The researchers then looked at mice genetically engineered to lack the receptor for IL-9 (the protein that binds to IL-9 and allows it to have its effect on cells). These mice showed faster melanoma growth than normal mice. Giving IL-9 protein to normal mice cells also slowed melanoma growth

Additionally, giving mice IL-9 also slowed growth of one form of lung cancer, but not blood cancer.

The researchers found that healthy human skin contains immune system T cells that produce IL-9. They also found IL-9 producing cells in six out of eight melanoma biopsies taken from skin cancer patients. However, the melanoma tissue had fewer IL-9-producing immune system T cells than healthy human skin, and the cells were producing less IL-9.

How did the researchers interpret the results?

The researchers concluded that their results suggested a role for the immune system protein IL-9 in tumour immunity, and that this offered insight into potential tumour treatment strategies. They noted that further studies will be needed to assess the role of IL-9 in human cancer therapy.


This study has suggested a role for the immune system protein IL-9 in reducing the growth of melanoma in mice. It also suggested a similar possibility in other solid tumours. These results are encouraging, because melanoma can be difficult to treat in its advanced stages.

However, results obtained in mice are not always replicated in people. Therefore, the researchers are correct in saying that more studies will be needed to assess the effect of IL-9 in humans, including more animal research. These studies would need to look at the potential harms as well as benefits, because even “natural” molecules found in the human body can cause side effects if given in abnormally high levels.
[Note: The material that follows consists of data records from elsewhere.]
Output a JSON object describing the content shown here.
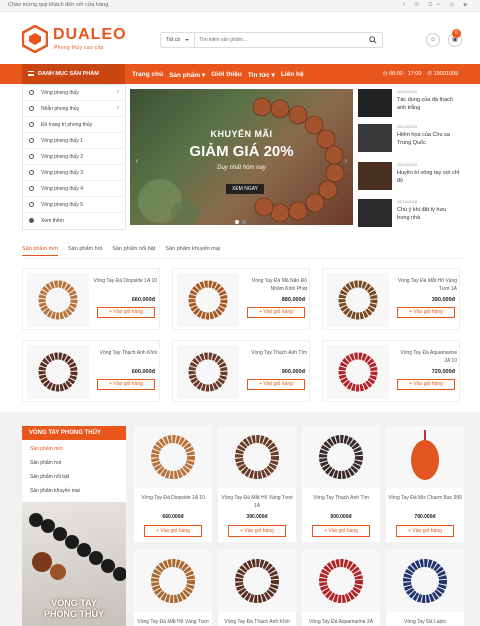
{
  "topbar": {
    "welcome": "Chào mừng quý khách đến với cửa hàng",
    "social": "f ✉ G+ ◎ ▶"
  },
  "brand": {
    "name": "DUALEO",
    "tagline": "Phong thủy cao cấp",
    "color": "#e8561c"
  },
  "search": {
    "category": "Tất cả",
    "placeholder": "Tìm kiếm sản phẩm..."
  },
  "cart": {
    "count": "0"
  },
  "nav": {
    "menu_title": "DANH MỤC SẢN PHẨM",
    "links": [
      "Trang chủ",
      "Sản phẩm ▾",
      "Giới thiệu",
      "Tin tức ▾",
      "Liên hệ"
    ],
    "hours": "◷ 08:00 - 17:00",
    "phone": "✆ 19001009"
  },
  "sidebar": {
    "items": [
      {
        "label": "Vòng phong thủy",
        "arrow": "›"
      },
      {
        "label": "Nhẫn phong thủy",
        "arrow": "›"
      },
      {
        "label": "Đồ trang trí phong thủy",
        "arrow": ""
      },
      {
        "label": "Vòng phong thủy 1",
        "arrow": ""
      },
      {
        "label": "Vòng phong thủy 2",
        "arrow": ""
      },
      {
        "label": "Vòng phong thủy 3",
        "arrow": ""
      },
      {
        "label": "Vòng phong thủy 4",
        "arrow": ""
      },
      {
        "label": "Vòng phong thủy 5",
        "arrow": ""
      },
      {
        "label": "Xem thêm",
        "arrow": ""
      }
    ]
  },
  "banner": {
    "line1": "KHUYẾN MÃI",
    "line2": "GIẢM GIÁ 20%",
    "line3": "Duy nhất hôm nay",
    "button": "XEM NGAY"
  },
  "news": [
    {
      "date": "10/10/2018",
      "title": "Tác dụng của đá thạch anh trắng"
    },
    {
      "date": "26/10/2018",
      "title": "Hiểm họa của Chu sa Trung Quốc"
    },
    {
      "date": "26/10/2018",
      "title": "Huyền bí vòng tay sợi chỉ đỏ"
    },
    {
      "date": "26/10/2018",
      "title": "Chú ý khi đặt tỳ hưu trong nhà"
    }
  ],
  "tabs": [
    "Sản phẩm mới",
    "Sản phẩm hot",
    "Sản phẩm nổi bật",
    "Sản phẩm khuyến mại"
  ],
  "products": [
    {
      "name": "Vòng Tay Đá Diopside 1A 10",
      "price": "660.000đ",
      "add": "+ Vào giỏ hàng"
    },
    {
      "name": "Vòng Tay Đá Mã Não Đỏ Nhâm Kinh Phát",
      "price": "880.000đ",
      "add": "+ Vào giỏ hàng"
    },
    {
      "name": "Vòng Tay Đá Mắt Hổ Vàng Tươi 1A",
      "price": "390.000đ",
      "add": "+ Vào giỏ hàng"
    },
    {
      "name": "Vòng Tay Thạch Anh Khói",
      "price": "600.000đ",
      "add": "+ Vào giỏ hàng"
    },
    {
      "name": "Vòng Tay Thạch Anh Tím",
      "price": "900.000đ",
      "add": "+ Vào giỏ hàng"
    },
    {
      "name": "Vòng Tay Đá Aquamarine 2A 10",
      "price": "729.000đ",
      "add": "+ Vào giỏ hàng"
    }
  ],
  "vt_box": {
    "title": "VÒNG TAY PHONG THỦY",
    "items": [
      "Sản phẩm mới",
      "Sản phẩm hot",
      "Sản phẩm nổi bật",
      "Sản phẩm khuyến mại"
    ],
    "banner_text_1": "VÒNG TAY",
    "banner_text_2": "PHONG THỦY"
  },
  "grid": [
    {
      "name": "Vòng Tay Đá Diopside 1A 10",
      "price": "660.000đ",
      "add": "+ Vào giỏ hàng"
    },
    {
      "name": "Vòng Tay Đá Mắt Hổ Vàng Tươi 1A",
      "price": "390.000đ",
      "add": "+ Vào giỏ hàng"
    },
    {
      "name": "Vòng Tay Thạch Anh Tím",
      "price": "900.000đ",
      "add": "+ Vào giỏ hàng"
    },
    {
      "name": "Vòng Tay Đá Mix Charm Bạc 999",
      "price": "780.000đ",
      "add": "+ Vào giỏ hàng"
    },
    {
      "name": "Vòng Tay Đá Mắt Hổ Vàng Tươi",
      "price": "",
      "add": ""
    },
    {
      "name": "Vòng Tay Đá Thạch Anh Khói",
      "price": "",
      "add": ""
    },
    {
      "name": "Vòng Tay Đá Aquamarine 2A",
      "price": "",
      "add": ""
    },
    {
      "name": "Vòng Tay Đá Lapis",
      "price": "",
      "add": ""
    }
  ]
}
It is premature to refer to this protein as a “cure” for melanoma, but it is certainly worth further investigation.

Analysis by Bazian
Edited by NHS Choices